WHAT YOU NEED TO DO
Would you give the number of lines below in which the string "head" appears? Nothing else is needed.
GIVEN RECORDS START
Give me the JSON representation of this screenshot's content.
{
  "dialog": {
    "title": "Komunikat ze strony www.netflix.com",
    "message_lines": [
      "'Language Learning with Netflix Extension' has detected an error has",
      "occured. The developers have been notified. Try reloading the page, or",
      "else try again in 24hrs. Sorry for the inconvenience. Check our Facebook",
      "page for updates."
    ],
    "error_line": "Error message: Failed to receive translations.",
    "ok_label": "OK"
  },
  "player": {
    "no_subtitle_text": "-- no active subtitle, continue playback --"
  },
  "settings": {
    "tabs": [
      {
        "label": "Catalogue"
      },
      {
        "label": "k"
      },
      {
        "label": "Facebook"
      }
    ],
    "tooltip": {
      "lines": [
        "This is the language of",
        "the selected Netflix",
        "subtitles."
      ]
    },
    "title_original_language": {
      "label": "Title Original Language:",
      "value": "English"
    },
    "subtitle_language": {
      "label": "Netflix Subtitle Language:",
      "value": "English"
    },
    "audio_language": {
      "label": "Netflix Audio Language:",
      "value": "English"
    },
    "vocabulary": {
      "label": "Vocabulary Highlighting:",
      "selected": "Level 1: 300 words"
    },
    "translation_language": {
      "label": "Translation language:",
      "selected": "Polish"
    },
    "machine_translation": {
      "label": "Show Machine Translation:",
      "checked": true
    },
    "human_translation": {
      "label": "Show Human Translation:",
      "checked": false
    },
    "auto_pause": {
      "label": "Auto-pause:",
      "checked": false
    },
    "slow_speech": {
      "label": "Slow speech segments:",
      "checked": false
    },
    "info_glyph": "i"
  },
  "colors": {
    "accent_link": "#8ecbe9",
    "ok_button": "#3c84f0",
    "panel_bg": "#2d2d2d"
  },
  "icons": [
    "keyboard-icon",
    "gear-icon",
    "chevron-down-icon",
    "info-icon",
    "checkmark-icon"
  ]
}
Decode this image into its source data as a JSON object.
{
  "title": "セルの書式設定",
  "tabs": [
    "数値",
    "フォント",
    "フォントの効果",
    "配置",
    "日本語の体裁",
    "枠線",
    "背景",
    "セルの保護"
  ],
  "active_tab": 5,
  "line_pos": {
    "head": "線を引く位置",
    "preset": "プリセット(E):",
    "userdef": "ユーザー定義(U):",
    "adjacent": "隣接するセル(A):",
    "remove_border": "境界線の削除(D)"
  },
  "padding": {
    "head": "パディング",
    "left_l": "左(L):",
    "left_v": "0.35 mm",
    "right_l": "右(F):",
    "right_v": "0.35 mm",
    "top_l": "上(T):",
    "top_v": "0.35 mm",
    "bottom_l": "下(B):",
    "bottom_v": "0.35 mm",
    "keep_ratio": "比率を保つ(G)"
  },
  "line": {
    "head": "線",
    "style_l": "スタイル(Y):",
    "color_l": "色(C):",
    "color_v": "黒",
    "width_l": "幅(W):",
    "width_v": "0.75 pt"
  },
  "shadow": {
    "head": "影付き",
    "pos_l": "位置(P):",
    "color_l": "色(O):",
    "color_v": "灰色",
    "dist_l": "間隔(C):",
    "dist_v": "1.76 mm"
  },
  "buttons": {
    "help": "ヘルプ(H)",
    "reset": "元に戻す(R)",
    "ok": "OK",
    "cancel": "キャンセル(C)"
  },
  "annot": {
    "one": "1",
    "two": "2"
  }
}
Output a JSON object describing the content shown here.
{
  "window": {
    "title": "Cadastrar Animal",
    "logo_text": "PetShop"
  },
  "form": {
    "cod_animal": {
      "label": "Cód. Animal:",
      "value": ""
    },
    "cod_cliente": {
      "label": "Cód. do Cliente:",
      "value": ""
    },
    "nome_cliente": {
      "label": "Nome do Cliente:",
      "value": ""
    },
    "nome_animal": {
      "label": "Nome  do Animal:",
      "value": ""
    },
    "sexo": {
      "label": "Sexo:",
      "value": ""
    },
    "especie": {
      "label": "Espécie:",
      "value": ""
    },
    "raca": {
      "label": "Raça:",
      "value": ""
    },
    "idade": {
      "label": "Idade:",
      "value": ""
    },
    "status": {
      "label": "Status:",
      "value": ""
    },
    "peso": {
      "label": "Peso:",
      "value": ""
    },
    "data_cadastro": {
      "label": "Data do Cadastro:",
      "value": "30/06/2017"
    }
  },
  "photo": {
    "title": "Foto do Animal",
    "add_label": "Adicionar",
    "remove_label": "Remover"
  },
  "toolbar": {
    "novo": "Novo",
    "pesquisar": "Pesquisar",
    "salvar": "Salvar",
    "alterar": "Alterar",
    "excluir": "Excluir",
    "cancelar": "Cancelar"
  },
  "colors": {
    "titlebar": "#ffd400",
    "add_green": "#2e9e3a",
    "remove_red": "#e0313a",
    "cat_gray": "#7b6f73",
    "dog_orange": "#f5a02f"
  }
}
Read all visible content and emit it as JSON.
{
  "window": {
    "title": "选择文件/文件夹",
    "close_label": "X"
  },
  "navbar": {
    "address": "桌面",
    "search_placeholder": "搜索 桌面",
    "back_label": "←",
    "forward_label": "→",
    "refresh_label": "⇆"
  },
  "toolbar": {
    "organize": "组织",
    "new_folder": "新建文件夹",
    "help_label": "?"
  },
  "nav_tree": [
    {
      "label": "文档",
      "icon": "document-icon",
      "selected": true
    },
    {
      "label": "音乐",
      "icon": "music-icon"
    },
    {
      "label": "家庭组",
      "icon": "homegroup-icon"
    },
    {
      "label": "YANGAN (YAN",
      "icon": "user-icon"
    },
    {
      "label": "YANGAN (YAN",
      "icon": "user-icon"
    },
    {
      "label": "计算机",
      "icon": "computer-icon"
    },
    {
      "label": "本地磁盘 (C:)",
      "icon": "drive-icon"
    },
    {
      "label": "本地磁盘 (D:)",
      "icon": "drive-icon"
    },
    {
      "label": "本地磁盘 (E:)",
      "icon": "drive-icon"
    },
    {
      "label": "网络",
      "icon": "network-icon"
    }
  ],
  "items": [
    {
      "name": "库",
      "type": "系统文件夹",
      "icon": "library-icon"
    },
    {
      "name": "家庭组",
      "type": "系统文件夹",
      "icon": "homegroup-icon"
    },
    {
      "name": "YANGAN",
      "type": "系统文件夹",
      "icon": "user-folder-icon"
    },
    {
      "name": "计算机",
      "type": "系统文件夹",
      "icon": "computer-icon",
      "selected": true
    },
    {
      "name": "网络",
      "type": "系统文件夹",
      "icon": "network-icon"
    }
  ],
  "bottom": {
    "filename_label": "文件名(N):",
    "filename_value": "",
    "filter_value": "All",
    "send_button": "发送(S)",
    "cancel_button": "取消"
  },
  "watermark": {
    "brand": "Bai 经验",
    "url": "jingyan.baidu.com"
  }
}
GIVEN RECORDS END
RESULT OF THIS EXERCISE
4